- THE DATA -

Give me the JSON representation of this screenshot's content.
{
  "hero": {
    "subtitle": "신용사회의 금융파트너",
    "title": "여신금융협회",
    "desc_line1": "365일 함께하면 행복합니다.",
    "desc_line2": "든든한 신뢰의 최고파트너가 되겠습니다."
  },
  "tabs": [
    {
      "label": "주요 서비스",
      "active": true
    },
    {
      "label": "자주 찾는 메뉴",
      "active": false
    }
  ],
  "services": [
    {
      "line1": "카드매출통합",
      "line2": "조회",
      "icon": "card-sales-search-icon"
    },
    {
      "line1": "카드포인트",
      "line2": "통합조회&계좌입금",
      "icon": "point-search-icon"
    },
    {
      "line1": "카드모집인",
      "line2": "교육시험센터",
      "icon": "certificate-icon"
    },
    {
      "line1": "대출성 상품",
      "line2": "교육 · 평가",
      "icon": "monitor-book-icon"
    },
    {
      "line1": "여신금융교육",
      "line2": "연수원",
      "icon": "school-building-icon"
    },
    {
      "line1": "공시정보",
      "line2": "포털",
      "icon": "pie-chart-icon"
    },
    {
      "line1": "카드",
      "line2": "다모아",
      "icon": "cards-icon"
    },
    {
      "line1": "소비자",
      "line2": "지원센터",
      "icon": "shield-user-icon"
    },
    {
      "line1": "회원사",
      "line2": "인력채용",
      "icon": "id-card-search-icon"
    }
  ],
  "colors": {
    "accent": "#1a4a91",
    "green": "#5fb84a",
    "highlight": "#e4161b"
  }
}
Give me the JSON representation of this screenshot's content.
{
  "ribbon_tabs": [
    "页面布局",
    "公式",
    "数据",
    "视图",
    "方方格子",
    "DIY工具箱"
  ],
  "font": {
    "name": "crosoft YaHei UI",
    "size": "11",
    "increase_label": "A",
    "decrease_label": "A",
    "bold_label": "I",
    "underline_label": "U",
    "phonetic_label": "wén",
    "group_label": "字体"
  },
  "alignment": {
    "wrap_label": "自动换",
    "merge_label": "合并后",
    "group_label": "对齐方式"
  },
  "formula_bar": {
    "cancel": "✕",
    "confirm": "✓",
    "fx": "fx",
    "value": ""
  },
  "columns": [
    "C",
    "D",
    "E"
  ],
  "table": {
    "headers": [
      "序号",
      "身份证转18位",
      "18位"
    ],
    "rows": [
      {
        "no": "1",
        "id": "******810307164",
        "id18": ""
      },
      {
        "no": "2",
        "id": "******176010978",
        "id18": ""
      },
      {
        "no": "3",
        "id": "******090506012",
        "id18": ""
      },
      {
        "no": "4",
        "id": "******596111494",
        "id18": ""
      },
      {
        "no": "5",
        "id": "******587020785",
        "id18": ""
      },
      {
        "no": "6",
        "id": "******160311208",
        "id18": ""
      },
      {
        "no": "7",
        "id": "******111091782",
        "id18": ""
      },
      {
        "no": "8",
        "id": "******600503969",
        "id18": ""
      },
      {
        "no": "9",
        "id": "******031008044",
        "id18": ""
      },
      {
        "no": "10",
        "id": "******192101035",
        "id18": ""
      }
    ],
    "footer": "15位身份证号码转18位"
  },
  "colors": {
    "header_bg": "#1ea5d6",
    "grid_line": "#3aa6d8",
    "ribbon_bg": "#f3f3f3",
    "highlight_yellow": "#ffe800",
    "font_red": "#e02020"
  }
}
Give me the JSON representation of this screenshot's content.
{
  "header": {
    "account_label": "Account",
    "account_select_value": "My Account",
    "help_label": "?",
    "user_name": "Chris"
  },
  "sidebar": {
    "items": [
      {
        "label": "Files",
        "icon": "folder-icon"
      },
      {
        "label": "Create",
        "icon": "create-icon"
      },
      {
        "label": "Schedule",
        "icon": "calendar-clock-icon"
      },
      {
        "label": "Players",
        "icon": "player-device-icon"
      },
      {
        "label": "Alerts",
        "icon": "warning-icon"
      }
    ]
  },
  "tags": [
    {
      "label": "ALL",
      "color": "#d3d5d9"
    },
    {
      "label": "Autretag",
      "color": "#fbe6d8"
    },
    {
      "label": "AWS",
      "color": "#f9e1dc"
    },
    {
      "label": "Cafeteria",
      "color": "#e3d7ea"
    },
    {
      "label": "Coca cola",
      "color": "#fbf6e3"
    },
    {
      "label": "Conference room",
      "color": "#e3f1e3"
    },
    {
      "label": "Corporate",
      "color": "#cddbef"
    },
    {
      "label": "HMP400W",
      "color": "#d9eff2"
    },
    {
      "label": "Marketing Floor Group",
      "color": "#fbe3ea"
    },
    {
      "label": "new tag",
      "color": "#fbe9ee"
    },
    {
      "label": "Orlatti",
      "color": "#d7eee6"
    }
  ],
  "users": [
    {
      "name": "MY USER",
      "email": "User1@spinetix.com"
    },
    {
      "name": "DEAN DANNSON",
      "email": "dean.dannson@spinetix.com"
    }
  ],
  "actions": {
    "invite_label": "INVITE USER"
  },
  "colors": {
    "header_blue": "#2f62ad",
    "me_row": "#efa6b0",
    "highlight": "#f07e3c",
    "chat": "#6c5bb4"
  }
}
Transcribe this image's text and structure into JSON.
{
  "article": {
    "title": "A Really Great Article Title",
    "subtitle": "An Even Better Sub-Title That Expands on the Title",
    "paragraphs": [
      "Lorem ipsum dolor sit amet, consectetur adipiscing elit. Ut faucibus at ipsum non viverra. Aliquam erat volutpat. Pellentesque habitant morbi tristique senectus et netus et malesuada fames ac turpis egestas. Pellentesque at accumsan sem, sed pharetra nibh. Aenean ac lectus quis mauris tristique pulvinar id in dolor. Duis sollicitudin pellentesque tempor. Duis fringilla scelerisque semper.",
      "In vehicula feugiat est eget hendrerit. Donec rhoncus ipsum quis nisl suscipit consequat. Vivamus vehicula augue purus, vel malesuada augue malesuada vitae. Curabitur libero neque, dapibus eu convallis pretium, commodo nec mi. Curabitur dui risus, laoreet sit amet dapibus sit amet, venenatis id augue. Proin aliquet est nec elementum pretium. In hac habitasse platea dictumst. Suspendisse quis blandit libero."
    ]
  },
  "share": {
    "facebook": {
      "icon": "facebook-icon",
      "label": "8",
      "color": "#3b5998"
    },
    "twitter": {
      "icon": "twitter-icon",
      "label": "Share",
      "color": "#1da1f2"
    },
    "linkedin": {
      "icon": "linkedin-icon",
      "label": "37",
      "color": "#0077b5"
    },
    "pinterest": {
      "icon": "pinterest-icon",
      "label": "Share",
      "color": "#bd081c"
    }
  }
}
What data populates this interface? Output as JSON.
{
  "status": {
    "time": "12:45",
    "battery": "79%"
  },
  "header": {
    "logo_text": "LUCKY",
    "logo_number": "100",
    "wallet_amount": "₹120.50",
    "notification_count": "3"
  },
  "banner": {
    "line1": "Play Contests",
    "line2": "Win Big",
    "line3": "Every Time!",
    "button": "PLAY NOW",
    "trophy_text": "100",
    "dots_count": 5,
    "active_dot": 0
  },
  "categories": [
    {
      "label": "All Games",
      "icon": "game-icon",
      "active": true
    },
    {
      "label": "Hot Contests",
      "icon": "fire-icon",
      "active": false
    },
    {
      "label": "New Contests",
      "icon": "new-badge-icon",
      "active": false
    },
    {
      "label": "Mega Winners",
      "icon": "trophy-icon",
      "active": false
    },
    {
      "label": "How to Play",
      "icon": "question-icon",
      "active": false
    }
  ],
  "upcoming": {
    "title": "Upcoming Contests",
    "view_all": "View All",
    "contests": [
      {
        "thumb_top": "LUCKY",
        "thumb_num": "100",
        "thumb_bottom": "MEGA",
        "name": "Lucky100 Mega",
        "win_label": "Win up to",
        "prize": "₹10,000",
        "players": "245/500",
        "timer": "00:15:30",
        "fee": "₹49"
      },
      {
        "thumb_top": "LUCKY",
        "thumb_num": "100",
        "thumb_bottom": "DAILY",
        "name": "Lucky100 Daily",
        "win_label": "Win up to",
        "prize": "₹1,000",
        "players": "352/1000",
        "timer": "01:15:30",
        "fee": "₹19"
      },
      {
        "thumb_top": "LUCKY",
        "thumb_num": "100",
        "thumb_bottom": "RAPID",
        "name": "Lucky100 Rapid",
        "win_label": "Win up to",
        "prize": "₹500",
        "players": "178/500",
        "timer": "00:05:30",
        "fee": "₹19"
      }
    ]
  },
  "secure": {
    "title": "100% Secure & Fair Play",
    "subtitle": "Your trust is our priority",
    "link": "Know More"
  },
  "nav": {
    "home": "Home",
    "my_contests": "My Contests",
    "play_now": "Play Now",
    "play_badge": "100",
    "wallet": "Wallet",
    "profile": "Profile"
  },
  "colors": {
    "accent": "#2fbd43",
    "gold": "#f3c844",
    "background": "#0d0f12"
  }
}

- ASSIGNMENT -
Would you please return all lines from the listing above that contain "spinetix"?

- SOLUTION TO THIS TASK -
      "email": "User1@spinetix.com"
      "email": "dean.dannson@spinetix.com"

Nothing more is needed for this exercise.